Tag Archives: motivation

Shut Up and Write, Already | BEDA Day 1

I’ve been thinking about identities a lot recently.

DON’T CLICK AWAY YET. This won’t take long.

I, like many others, kind of define myself by what I do. Vlogger, performer, assistant, traveler, they’re all hats I’ve worn over the years. One title I’ve felt particularly distant from recently is one of the one’s I’ve held the longest – writer. I talk so much about writing and wanting to write and other people’s writing…and yet I’m not actually writing all that often.

Part of it is the job. I work 50 hours a week, 90% of which is spent in front of a computer. It’s pretty difficult to motivate yourself to sit in front of a screen and churn out words after doing so for 10 hours straight. Of course, plenty of writers can make it work. I just haven’t quite gotten to that point yet.
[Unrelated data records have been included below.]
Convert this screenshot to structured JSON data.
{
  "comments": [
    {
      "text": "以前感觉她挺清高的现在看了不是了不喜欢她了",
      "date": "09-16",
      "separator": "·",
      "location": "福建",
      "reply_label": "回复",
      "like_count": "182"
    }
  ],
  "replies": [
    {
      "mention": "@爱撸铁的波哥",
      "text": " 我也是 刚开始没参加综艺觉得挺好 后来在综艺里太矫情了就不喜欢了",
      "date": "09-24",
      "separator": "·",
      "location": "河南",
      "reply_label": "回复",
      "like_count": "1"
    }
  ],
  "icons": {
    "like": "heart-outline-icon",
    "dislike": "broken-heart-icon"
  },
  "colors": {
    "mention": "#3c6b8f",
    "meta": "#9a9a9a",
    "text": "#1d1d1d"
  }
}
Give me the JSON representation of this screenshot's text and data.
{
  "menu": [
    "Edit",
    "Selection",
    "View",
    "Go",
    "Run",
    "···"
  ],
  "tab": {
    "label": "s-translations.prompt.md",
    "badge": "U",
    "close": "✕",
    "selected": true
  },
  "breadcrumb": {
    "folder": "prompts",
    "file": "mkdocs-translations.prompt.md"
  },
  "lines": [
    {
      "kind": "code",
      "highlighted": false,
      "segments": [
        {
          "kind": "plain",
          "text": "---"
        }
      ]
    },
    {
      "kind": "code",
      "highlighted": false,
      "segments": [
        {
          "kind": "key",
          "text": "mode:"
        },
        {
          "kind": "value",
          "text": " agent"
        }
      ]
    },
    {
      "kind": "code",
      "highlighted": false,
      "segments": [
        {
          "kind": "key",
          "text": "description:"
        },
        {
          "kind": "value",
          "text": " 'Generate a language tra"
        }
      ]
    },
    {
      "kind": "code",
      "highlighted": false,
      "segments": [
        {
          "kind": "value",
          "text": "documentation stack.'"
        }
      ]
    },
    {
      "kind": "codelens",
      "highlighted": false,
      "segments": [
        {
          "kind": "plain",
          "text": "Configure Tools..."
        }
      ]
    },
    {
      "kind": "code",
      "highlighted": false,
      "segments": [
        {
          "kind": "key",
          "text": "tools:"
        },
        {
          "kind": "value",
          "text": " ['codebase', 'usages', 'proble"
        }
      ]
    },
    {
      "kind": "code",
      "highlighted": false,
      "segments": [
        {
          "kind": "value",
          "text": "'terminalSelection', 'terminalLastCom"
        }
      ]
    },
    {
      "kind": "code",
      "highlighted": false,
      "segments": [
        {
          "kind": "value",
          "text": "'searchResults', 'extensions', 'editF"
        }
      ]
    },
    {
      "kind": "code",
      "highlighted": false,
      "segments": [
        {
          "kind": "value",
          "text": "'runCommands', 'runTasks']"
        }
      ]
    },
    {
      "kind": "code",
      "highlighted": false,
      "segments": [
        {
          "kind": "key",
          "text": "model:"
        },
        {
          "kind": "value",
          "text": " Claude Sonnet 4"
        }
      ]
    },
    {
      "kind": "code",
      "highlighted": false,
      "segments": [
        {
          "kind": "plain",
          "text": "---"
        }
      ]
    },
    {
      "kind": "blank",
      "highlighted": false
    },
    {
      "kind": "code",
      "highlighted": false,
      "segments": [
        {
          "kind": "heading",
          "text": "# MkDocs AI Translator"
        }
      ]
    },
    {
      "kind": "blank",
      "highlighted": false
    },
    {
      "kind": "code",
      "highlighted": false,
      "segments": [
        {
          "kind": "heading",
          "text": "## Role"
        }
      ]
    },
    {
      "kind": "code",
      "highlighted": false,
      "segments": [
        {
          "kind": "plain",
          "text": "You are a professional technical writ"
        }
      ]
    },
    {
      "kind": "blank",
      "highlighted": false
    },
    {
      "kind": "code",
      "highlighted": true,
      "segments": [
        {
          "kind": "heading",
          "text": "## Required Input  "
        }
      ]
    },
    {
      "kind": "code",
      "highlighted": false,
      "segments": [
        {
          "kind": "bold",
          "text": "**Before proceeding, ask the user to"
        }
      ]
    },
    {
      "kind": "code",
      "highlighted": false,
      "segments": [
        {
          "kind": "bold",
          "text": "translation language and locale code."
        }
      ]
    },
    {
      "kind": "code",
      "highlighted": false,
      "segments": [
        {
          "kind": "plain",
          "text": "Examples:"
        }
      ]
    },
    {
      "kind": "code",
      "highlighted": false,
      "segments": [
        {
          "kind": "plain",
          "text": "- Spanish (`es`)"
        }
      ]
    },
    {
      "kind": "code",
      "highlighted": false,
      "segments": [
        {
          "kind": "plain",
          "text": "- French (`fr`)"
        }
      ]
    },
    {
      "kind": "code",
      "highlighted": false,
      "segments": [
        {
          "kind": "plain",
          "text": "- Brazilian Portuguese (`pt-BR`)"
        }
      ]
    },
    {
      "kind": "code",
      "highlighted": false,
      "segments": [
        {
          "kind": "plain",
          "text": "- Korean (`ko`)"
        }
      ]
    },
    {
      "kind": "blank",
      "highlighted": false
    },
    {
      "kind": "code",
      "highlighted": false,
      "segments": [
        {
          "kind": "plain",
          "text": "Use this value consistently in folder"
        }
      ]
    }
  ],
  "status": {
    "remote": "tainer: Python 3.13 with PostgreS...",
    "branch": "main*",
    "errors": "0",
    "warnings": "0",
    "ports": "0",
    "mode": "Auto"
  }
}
Another part of it is that I’ve started writing for other people – and getting paid for it. Which is great! Side hustles are super-important in this economy. However, I’ve found it hard to motivate myself to work on my own stuff when I can whip up a post for a client and make a few bucks. This all sounds more like a #humblebrag than a complaint, but it’s something I’m feeling. I only have so much creative energy to give.

It’s time to put those excuses aside. For this month at least.

In an attempt to get back in the swing of things, I’m taking part in BEDA – Blog Every Day in April. I have attempted these “create something every day” challenges before to varying degrees of success (High Point – completing Vlog Every Day in August in 2011, Low Point – giving up on VEDA after 3 days in 2012). The key to these challenges I’ve found is two-fold:

  1. Preparation – I’m writing some of these posts ahead of time. This might go against the rules in some writers’ minds, but I take “Blog Every Day in April” to mean “Post on your Blog Every Day in April.” And it’s my blog so I make the rules, punk.
  2. Being Okay with Imperfection – When you’re posting something new every day, sometimes it’s more important to just get something online than to make sure it’s the best thing you’ve ever written. Not everything I post this month is going to be great. It probably won’t even be that good. But it’ll be there.

So here we go. 30 posts in 30 days. Will it actually happen? We’ll see. But it doesn’t hurt to try. And I’m trusting y’all to keep me accountable. Comment, share with your friends, nag me on Twitter, whatever you feel like doing. I’m looking forward to this month, y’all.
Here we go.

The Incredible Motivating Power of Hamilton

I’ve always had a complicated relationship with running. In elementary school, I dreaded running laps in gym class, and tried to come up with as many excuses as possible to get out of the mile run test. The first time I finished the test without stopping, I thought I was having a heart attack. I avoided running as much as possible from then on. Still, I’d always get a little envious of my friends on the cross country team. A nice run in the woods after school seemed appealing, but at what cost? I knew I was never going to be a runner, so I never actively pursued it.
Until last week.

Last Friday I woke up early and went to the gym, as I usually aspire to do 2 to 3 times a week. As most of my usual cardio machines were taken, I went for the treadmill. I started running. And then I kept running. After a while I realized I had run a full mile, and I didn’t feel like I was about to collapse and die. “Who am I?” I thought. “Are we in the end times?”

This dramatic change of character was all (well, at least 80%) thanks to the release of the Hamilton original cast recording. As I made my way through each brilliantly-written, produced and performed number, I just wanted to keep going. I was involved in the show, reliving each scene and step in my head. Once I finished up my whole walk/run cardio portion, I actually felt really good and ready to take on the day. Weird, right?

There’s something about this show that makes me want to do something. Alexander Hamilton, or at least the version portrayed in Hamilton, was incredibly prolific throughout his relatively short life. He was always working on something, writing like he was “running out of time.” He wrote 51 of the 85 essays that make up the Federalist Papers, over the course of six months. That amount of writing of that caliber blows my mind. I’ll be impressed if I write that many blog posts over the next six months.

I first saw Hamilton in previews at the Public Theater back in January (#humblebrag). I cried profusely at the end, which almost never happens. It is amazing to watch something come together over 6 years, even if it’s just as a bystander on the internet. But I didn’t know it was going to be that good. More than that, it came into my life at a time when I really needed it. I was just starting out in a new job and wasn’t sure where it was going to take me. When a new assistant position opened up, “My Shot” started playing on a loop in my head and I knew I had to go for it. And I’m incredibly glad I did.

So thank you, Lin-Manuel, for sharing this story. I know I’ll keep coming back to this cast recording for years when I need a kick in the pants, words of comfort, or just something to dance around to in my apartment. And, of course, it will always be in heavy rotation at the gym.